* **Problem description**
Please restate the entries below word for word, leaving out any pictures.

START Input records

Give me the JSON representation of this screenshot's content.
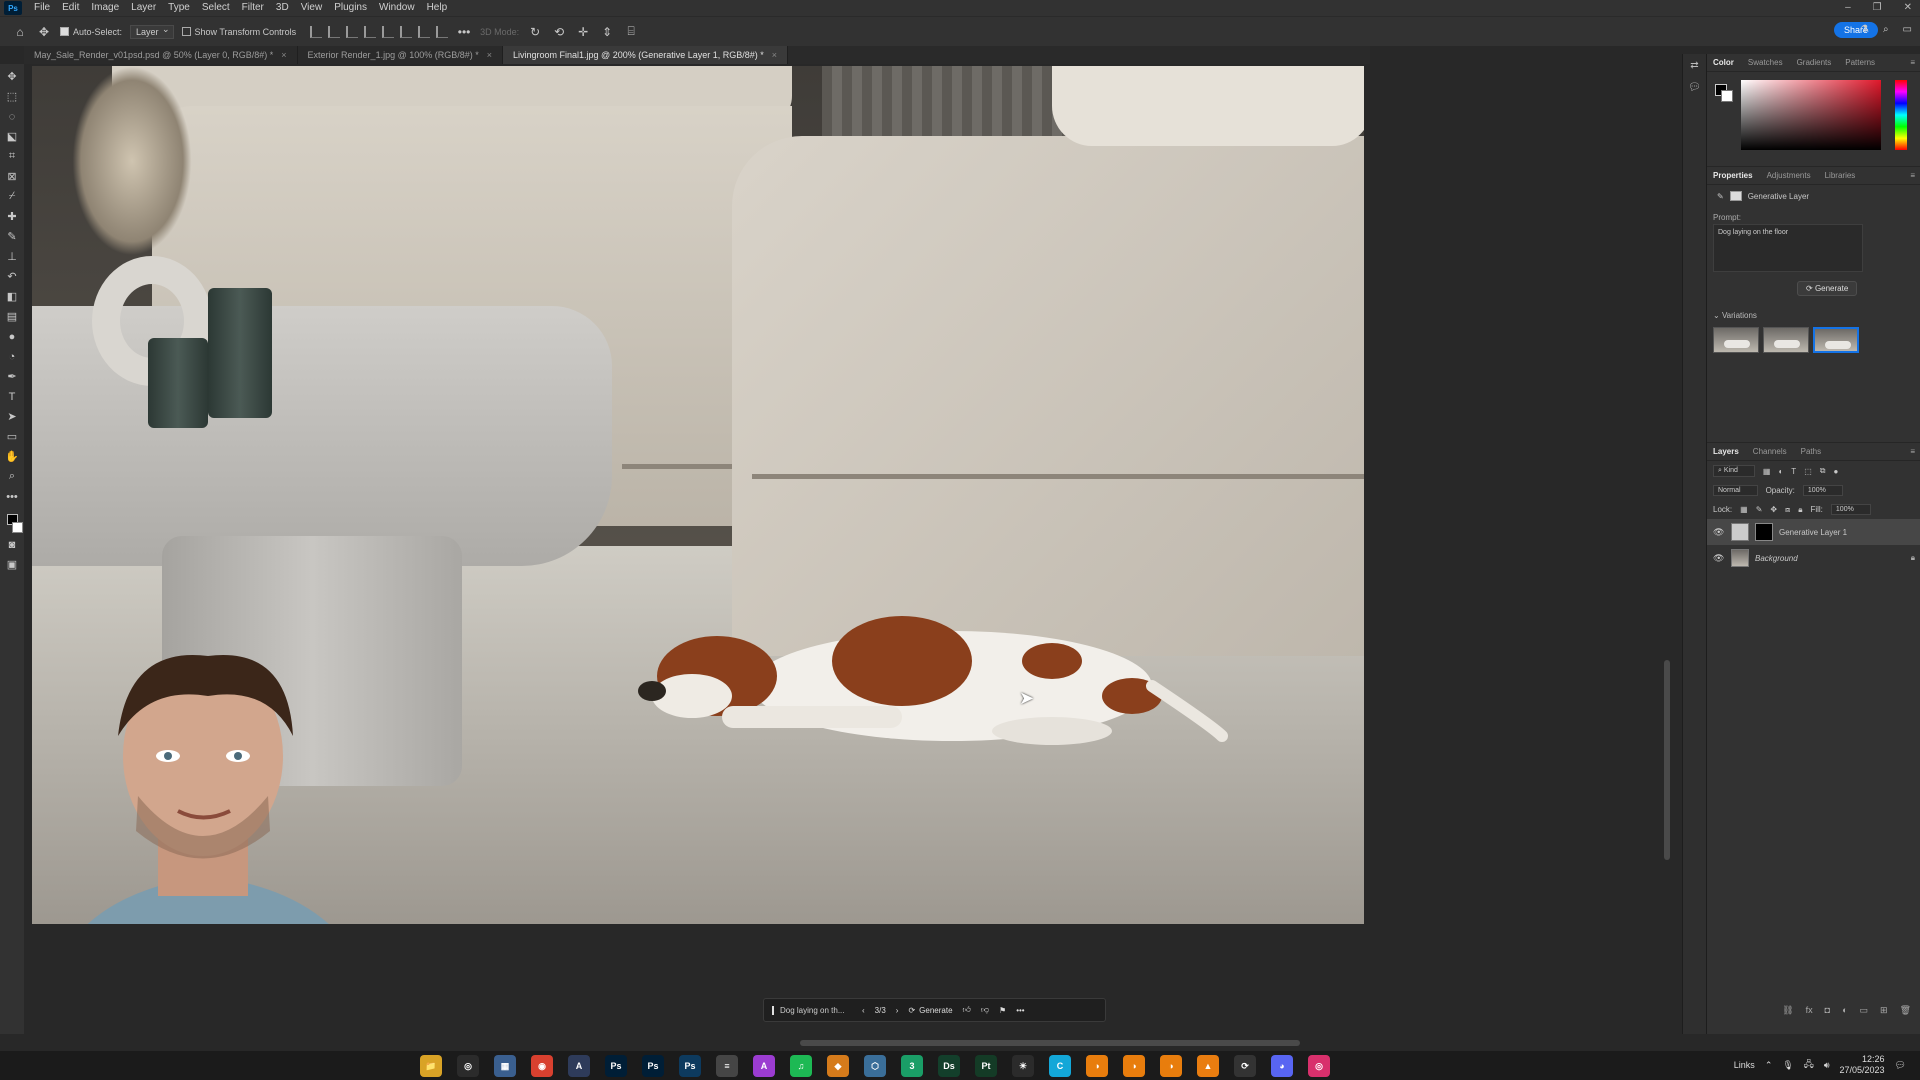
{
  "menubar": {
    "logo": "Ps",
    "items": [
      "File",
      "Edit",
      "Image",
      "Layer",
      "Type",
      "Select",
      "Filter",
      "3D",
      "View",
      "Plugins",
      "Window",
      "Help"
    ],
    "window_controls": [
      "–",
      "❐",
      "✕"
    ]
  },
  "optionsbar": {
    "auto_select_label": "Auto-Select:",
    "auto_select_value": "Layer",
    "transform_label": "Show Transform Controls",
    "mode_3d_label": "3D Mode:",
    "share_label": "Share"
  },
  "tabs": [
    {
      "label": "May_Sale_Render_v01psd.psd @ 50% (Layer 0, RGB/8#) *",
      "active": false
    },
    {
      "label": "Exterior Render_1.jpg @ 100% (RGB/8#) *",
      "active": false
    },
    {
      "label": "Livingroom Final1.jpg @ 200% (Generative Layer 1, RGB/8#) *",
      "active": true
    }
  ],
  "generative_bar": {
    "prompt": "Dog laying on th...",
    "counter": "3/3",
    "generate_label": "Generate"
  },
  "panels": {
    "color_tabs": [
      "Color",
      "Swatches",
      "Gradients",
      "Patterns"
    ],
    "properties_tabs": [
      "Properties",
      "Adjustments",
      "Libraries"
    ],
    "layer_type": "Generative Layer",
    "prompt_label": "Prompt:",
    "prompt_text": "Dog laying on the floor",
    "generate_label": "Generate",
    "variations_label": "Variations",
    "variations_selected": 3,
    "layers_tabs": [
      "Layers",
      "Channels",
      "Paths"
    ],
    "kind_label": "Kind",
    "blend_mode": "Normal",
    "opacity_label": "Opacity:",
    "opacity_value": "100%",
    "lock_label": "Lock:",
    "fill_label": "Fill:",
    "fill_value": "100%",
    "layers": [
      {
        "name": "Generative Layer 1",
        "selected": true
      },
      {
        "name": "Background",
        "selected": false,
        "locked": true
      }
    ]
  },
  "taskbar": {
    "apps": [
      {
        "name": "file-explorer-icon",
        "label": "📁",
        "color": "#d9a326"
      },
      {
        "name": "app-icon-2",
        "label": "◎",
        "color": "#2b2b2b"
      },
      {
        "name": "calculator-icon",
        "label": "▦",
        "color": "#3a5f8f"
      },
      {
        "name": "chrome-icon",
        "label": "◉",
        "color": "#d8402f"
      },
      {
        "name": "app-icon-5",
        "label": "A",
        "color": "#2e3b5a"
      },
      {
        "name": "photoshop-icon-1",
        "label": "Ps",
        "color": "#001e36"
      },
      {
        "name": "photoshop-icon-2",
        "label": "Ps",
        "color": "#001e36"
      },
      {
        "name": "photoshop-icon-active",
        "label": "Ps",
        "color": "#0d3a5e"
      },
      {
        "name": "notes-icon",
        "label": "≡",
        "color": "#454545"
      },
      {
        "name": "affinity-icon",
        "label": "A",
        "color": "#9b3cd1"
      },
      {
        "name": "spotify-icon",
        "label": "♫",
        "color": "#1db954"
      },
      {
        "name": "box-icon",
        "label": "◆",
        "color": "#d57b1b"
      },
      {
        "name": "cube-icon",
        "label": "⬡",
        "color": "#3a6e99"
      },
      {
        "name": "app-icon-3",
        "label": "3",
        "color": "#1a9e67"
      },
      {
        "name": "dimension-icon",
        "label": "Ds",
        "color": "#133f2b"
      },
      {
        "name": "painter-icon",
        "label": "Pt",
        "color": "#143b26"
      },
      {
        "name": "sun-icon",
        "label": "☀",
        "color": "#2b2b2b"
      },
      {
        "name": "c-icon",
        "label": "C",
        "color": "#13a7d8"
      },
      {
        "name": "blender-icon-1",
        "label": "◑",
        "color": "#e87d0d"
      },
      {
        "name": "blender-icon-2",
        "label": "◑",
        "color": "#e87d0d"
      },
      {
        "name": "blender-icon-3",
        "label": "◑",
        "color": "#e87d0d"
      },
      {
        "name": "vlc-icon",
        "label": "▲",
        "color": "#e97d10"
      },
      {
        "name": "sync-icon",
        "label": "⟳",
        "color": "#333"
      },
      {
        "name": "discord-icon",
        "label": "◕",
        "color": "#5865f2"
      },
      {
        "name": "instagram-icon",
        "label": "◎",
        "color": "#d8306c"
      }
    ],
    "links_label": "Links",
    "time": "12:26",
    "date": "27/05/2023"
  }
}
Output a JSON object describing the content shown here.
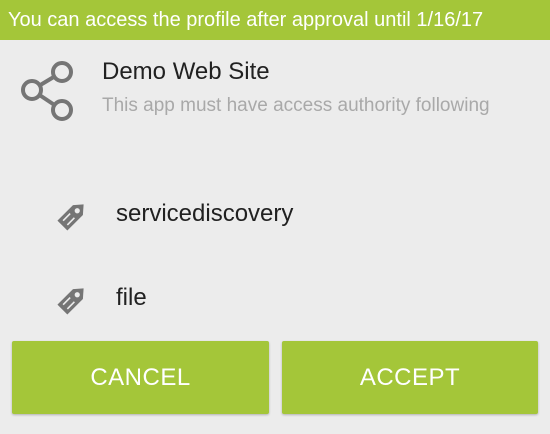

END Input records

* **Task output**
Give me the JSON representation of this screenshot's content.
{
  "menubar": {
    "logo": "Ps",
    "items": [
      "File",
      "Edit",
      "Image",
      "Layer",
      "Type",
      "Select",
      "Filter",
      "3D",
      "View",
      "Plugins",
      "Window",
      "Help"
    ],
    "window_controls": [
      "–",
      "❐",
      "✕"
    ]
  },
  "optionsbar": {
    "auto_select_label": "Auto-Select:",
    "auto_select_value": "Layer",
    "transform_label": "Show Transform Controls",
    "mode_3d_label": "3D Mode:",
    "share_label": "Share"
  },
  "tabs": [
    {
      "label": "May_Sale_Render_v01psd.psd @ 50% (Layer 0, RGB/8#) *",
      "active": false
    },
    {
      "label": "Exterior Render_1.jpg @ 100% (RGB/8#) *",
      "active": false
    },
    {
      "label": "Livingroom Final1.jpg @ 200% (Generative Layer 1, RGB/8#) *",
      "active": true
    }
  ],
  "generative_bar": {
    "prompt": "Dog laying on th...",
    "counter": "3/3",
    "generate_label": "Generate"
  },
  "panels": {
    "color_tabs": [
      "Color",
      "Swatches",
      "Gradients",
      "Patterns"
    ],
    "properties_tabs": [
      "Properties",
      "Adjustments",
      "Libraries"
    ],
    "layer_type": "Generative Layer",
    "prompt_label": "Prompt:",
    "prompt_text": "Dog laying on the floor",
    "generate_label": "Generate",
    "variations_label": "Variations",
    "variations_selected": 3,
    "layers_tabs": [
      "Layers",
      "Channels",
      "Paths"
    ],
    "kind_label": "Kind",
    "blend_mode": "Normal",
    "opacity_label": "Opacity:",
    "opacity_value": "100%",
    "lock_label": "Lock:",
    "fill_label": "Fill:",
    "fill_value": "100%",
    "layers": [
      {
        "name": "Generative Layer 1",
        "selected": true
      },
      {
        "name": "Background",
        "selected": false,
        "locked": true
      }
    ]
  },
  "taskbar": {
    "apps": [
      {
        "name": "file-explorer-icon",
        "label": "📁",
        "color": "#d9a326"
      },
      {
        "name": "app-icon-2",
        "label": "◎",
        "color": "#2b2b2b"
      },
      {
        "name": "calculator-icon",
        "label": "▦",
        "color": "#3a5f8f"
      },
      {
        "name": "chrome-icon",
        "label": "◉",
        "color": "#d8402f"
      },
      {
        "name": "app-icon-5",
        "label": "A",
        "color": "#2e3b5a"
      },
      {
        "name": "photoshop-icon-1",
        "label": "Ps",
        "color": "#001e36"
      },
      {
        "name": "photoshop-icon-2",
        "label": "Ps",
        "color": "#001e36"
      },
      {
        "name": "photoshop-icon-active",
        "label": "Ps",
        "color": "#0d3a5e"
      },
      {
        "name": "notes-icon",
        "label": "≡",
        "color": "#454545"
      },
      {
        "name": "affinity-icon",
        "label": "A",
        "color": "#9b3cd1"
      },
      {
        "name": "spotify-icon",
        "label": "♫",
        "color": "#1db954"
      },
      {
        "name": "box-icon",
        "label": "◆",
        "color": "#d57b1b"
      },
      {
        "name": "cube-icon",
        "label": "⬡",
        "color": "#3a6e99"
      },
      {
        "name": "app-icon-3",
        "label": "3",
        "color": "#1a9e67"
      },
      {
        "name": "dimension-icon",
        "label": "Ds",
        "color": "#133f2b"
      },
      {
        "name": "painter-icon",
        "label": "Pt",
        "color": "#143b26"
      },
      {
        "name": "sun-icon",
        "label": "☀",
        "color": "#2b2b2b"
      },
      {
        "name": "c-icon",
        "label": "C",
        "color": "#13a7d8"
      },
      {
        "name": "blender-icon-1",
        "label": "◑",
        "color": "#e87d0d"
      },
      {
        "name": "blender-icon-2",
        "label": "◑",
        "color": "#e87d0d"
      },
      {
        "name": "blender-icon-3",
        "label": "◑",
        "color": "#e87d0d"
      },
      {
        "name": "vlc-icon",
        "label": "▲",
        "color": "#e97d10"
      },
      {
        "name": "sync-icon",
        "label": "⟳",
        "color": "#333"
      },
      {
        "name": "discord-icon",
        "label": "◕",
        "color": "#5865f2"
      },
      {
        "name": "instagram-icon",
        "label": "◎",
        "color": "#d8306c"
      }
    ],
    "links_label": "Links",
    "time": "12:26",
    "date": "27/05/2023"
  }
}
Output a JSON object describing the content shown here.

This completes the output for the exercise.